Entries from a dataset of interfaces:
○ ○ ○ ○ ○
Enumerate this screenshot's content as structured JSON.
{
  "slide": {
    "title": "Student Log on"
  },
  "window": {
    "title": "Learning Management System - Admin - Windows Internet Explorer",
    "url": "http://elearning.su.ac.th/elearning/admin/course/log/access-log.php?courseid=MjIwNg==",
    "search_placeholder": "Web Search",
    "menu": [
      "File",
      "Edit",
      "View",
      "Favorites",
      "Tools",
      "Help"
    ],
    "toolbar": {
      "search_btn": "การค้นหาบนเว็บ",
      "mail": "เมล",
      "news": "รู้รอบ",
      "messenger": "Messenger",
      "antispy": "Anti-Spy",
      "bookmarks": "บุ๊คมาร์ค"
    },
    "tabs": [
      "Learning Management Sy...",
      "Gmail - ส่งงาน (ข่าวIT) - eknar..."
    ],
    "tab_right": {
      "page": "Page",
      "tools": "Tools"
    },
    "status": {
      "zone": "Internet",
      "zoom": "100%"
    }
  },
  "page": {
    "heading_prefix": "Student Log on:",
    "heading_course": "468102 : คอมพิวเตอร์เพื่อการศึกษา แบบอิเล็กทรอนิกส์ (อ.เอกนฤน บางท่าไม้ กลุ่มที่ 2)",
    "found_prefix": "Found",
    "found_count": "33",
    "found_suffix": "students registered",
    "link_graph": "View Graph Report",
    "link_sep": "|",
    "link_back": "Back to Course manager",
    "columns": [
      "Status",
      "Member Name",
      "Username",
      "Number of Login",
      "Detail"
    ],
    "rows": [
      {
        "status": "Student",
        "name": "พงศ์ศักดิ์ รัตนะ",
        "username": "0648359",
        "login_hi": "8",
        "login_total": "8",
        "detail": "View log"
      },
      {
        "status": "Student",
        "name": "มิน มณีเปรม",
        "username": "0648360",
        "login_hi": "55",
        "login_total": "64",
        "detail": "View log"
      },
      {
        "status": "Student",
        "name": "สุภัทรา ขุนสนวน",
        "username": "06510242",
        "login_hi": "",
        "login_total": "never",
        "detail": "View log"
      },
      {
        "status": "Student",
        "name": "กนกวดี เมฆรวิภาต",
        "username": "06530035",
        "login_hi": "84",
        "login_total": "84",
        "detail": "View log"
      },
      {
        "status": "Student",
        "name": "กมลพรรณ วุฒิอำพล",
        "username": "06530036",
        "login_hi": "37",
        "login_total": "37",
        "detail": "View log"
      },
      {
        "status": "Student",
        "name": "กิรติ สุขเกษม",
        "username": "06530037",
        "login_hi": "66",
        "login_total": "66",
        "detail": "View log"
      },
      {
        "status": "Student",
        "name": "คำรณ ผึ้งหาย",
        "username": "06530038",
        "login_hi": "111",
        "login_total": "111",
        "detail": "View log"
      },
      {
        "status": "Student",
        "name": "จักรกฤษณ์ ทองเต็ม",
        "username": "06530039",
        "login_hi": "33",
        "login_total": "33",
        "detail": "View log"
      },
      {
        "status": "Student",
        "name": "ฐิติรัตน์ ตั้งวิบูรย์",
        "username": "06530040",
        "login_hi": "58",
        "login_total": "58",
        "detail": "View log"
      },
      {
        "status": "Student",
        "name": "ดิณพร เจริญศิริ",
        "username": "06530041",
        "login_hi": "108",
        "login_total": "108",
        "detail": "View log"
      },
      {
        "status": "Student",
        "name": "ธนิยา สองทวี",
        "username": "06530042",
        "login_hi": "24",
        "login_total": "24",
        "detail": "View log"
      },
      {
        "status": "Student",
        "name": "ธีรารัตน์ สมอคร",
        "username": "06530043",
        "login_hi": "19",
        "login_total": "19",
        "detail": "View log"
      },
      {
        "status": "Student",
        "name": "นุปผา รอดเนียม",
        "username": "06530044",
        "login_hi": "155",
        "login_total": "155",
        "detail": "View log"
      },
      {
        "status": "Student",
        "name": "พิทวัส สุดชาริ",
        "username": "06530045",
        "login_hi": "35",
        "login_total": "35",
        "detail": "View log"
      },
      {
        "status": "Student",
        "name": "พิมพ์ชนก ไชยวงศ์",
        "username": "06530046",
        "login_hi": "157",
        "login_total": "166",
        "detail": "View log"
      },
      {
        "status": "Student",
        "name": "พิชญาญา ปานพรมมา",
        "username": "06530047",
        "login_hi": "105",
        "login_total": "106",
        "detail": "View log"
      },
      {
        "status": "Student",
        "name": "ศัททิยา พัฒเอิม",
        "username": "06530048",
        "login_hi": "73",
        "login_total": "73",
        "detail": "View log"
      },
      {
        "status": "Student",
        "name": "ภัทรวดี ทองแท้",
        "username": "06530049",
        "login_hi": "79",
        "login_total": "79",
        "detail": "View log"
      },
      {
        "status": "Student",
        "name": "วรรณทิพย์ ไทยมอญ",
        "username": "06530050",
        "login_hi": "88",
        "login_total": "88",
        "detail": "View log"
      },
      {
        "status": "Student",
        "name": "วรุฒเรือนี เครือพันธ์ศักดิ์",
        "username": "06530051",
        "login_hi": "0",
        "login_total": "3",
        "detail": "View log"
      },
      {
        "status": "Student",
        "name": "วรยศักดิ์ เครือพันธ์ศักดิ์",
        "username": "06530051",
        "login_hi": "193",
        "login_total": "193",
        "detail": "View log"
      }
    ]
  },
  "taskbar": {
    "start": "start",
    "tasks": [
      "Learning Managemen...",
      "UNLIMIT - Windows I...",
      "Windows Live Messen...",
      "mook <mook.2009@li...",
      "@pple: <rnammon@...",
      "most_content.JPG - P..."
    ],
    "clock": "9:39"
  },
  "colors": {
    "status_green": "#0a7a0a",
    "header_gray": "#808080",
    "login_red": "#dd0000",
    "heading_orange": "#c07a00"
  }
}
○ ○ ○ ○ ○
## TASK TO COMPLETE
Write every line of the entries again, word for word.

## EXERCISE RESPONSE
Enumerate this screenshot's content as structured JSON.
{
  "slide": {
    "title": "Student Log on"
  },
  "window": {
    "title": "Learning Management System - Admin - Windows Internet Explorer",
    "url": "http://elearning.su.ac.th/elearning/admin/course/log/access-log.php?courseid=MjIwNg==",
    "search_placeholder": "Web Search",
    "menu": [
      "File",
      "Edit",
      "View",
      "Favorites",
      "Tools",
      "Help"
    ],
    "toolbar": {
      "search_btn": "การค้นหาบนเว็บ",
      "mail": "เมล",
      "news": "รู้รอบ",
      "messenger": "Messenger",
      "antispy": "Anti-Spy",
      "bookmarks": "บุ๊คมาร์ค"
    },
    "tabs": [
      "Learning Management Sy...",
      "Gmail - ส่งงาน (ข่าวIT) - eknar..."
    ],
    "tab_right": {
      "page": "Page",
      "tools": "Tools"
    },
    "status": {
      "zone": "Internet",
      "zoom": "100%"
    }
  },
  "page": {
    "heading_prefix": "Student Log on:",
    "heading_course": "468102 : คอมพิวเตอร์เพื่อการศึกษา แบบอิเล็กทรอนิกส์ (อ.เอกนฤน บางท่าไม้ กลุ่มที่ 2)",
    "found_prefix": "Found",
    "found_count": "33",
    "found_suffix": "students registered",
    "link_graph": "View Graph Report",
    "link_sep": "|",
    "link_back": "Back to Course manager",
    "columns": [
      "Status",
      "Member Name",
      "Username",
      "Number of Login",
      "Detail"
    ],
    "rows": [
      {
        "status": "Student",
        "name": "พงศ์ศักดิ์ รัตนะ",
        "username": "0648359",
        "login_hi": "8",
        "login_total": "8",
        "detail": "View log"
      },
      {
        "status": "Student",
        "name": "มิน มณีเปรม",
        "username": "0648360",
        "login_hi": "55",
        "login_total": "64",
        "detail": "View log"
      },
      {
        "status": "Student",
        "name": "สุภัทรา ขุนสนวน",
        "username": "06510242",
        "login_hi": "",
        "login_total": "never",
        "detail": "View log"
      },
      {
        "status": "Student",
        "name": "กนกวดี เมฆรวิภาต",
        "username": "06530035",
        "login_hi": "84",
        "login_total": "84",
        "detail": "View log"
      },
      {
        "status": "Student",
        "name": "กมลพรรณ วุฒิอำพล",
        "username": "06530036",
        "login_hi": "37",
        "login_total": "37",
        "detail": "View log"
      },
      {
        "status": "Student",
        "name": "กิรติ สุขเกษม",
        "username": "06530037",
        "login_hi": "66",
        "login_total": "66",
        "detail": "View log"
      },
      {
        "status": "Student",
        "name": "คำรณ ผึ้งหาย",
        "username": "06530038",
        "login_hi": "111",
        "login_total": "111",
        "detail": "View log"
      },
      {
        "status": "Student",
        "name": "จักรกฤษณ์ ทองเต็ม",
        "username": "06530039",
        "login_hi": "33",
        "login_total": "33",
        "detail": "View log"
      },
      {
        "status": "Student",
        "name": "ฐิติรัตน์ ตั้งวิบูรย์",
        "username": "06530040",
        "login_hi": "58",
        "login_total": "58",
        "detail": "View log"
      },
      {
        "status": "Student",
        "name": "ดิณพร เจริญศิริ",
        "username": "06530041",
        "login_hi": "108",
        "login_total": "108",
        "detail": "View log"
      },
      {
        "status": "Student",
        "name": "ธนิยา สองทวี",
        "username": "06530042",
        "login_hi": "24",
        "login_total": "24",
        "detail": "View log"
      },
      {
        "status": "Student",
        "name": "ธีรารัตน์ สมอคร",
        "username": "06530043",
        "login_hi": "19",
        "login_total": "19",
        "detail": "View log"
      },
      {
        "status": "Student",
        "name": "นุปผา รอดเนียม",
        "username": "06530044",
        "login_hi": "155",
        "login_total": "155",
        "detail": "View log"
      },
      {
        "status": "Student",
        "name": "พิทวัส สุดชาริ",
        "username": "06530045",
        "login_hi": "35",
        "login_total": "35",
        "detail": "View log"
      },
      {
        "status": "Student",
        "name": "พิมพ์ชนก ไชยวงศ์",
        "username": "06530046",
        "login_hi": "157",
        "login_total": "166",
        "detail": "View log"
      },
      {
        "status": "Student",
        "name": "พิชญาญา ปานพรมมา",
        "username": "06530047",
        "login_hi": "105",
        "login_total": "106",
        "detail": "View log"
      },
      {
        "status": "Student",
        "name": "ศัททิยา พัฒเอิม",
        "username": "06530048",
        "login_hi": "73",
        "login_total": "73",
        "detail": "View log"
      },
      {
        "status": "Student",
        "name": "ภัทรวดี ทองแท้",
        "username": "06530049",
        "login_hi": "79",
        "login_total": "79",
        "detail": "View log"
      },
      {
        "status": "Student",
        "name": "วรรณทิพย์ ไทยมอญ",
        "username": "06530050",
        "login_hi": "88",
        "login_total": "88",
        "detail": "View log"
      },
      {
        "status": "Student",
        "name": "วรุฒเรือนี เครือพันธ์ศักดิ์",
        "username": "06530051",
        "login_hi": "0",
        "login_total": "3",
        "detail": "View log"
      },
      {
        "status": "Student",
        "name": "วรยศักดิ์ เครือพันธ์ศักดิ์",
        "username": "06530051",
        "login_hi": "193",
        "login_total": "193",
        "detail": "View log"
      }
    ]
  },
  "taskbar": {
    "start": "start",
    "tasks": [
      "Learning Managemen...",
      "UNLIMIT - Windows I...",
      "Windows Live Messen...",
      "mook <mook.2009@li...",
      "@pple: <rnammon@...",
      "most_content.JPG - P..."
    ],
    "clock": "9:39"
  },
  "colors": {
    "status_green": "#0a7a0a",
    "header_gray": "#808080",
    "login_red": "#dd0000",
    "heading_orange": "#c07a00"
  }
}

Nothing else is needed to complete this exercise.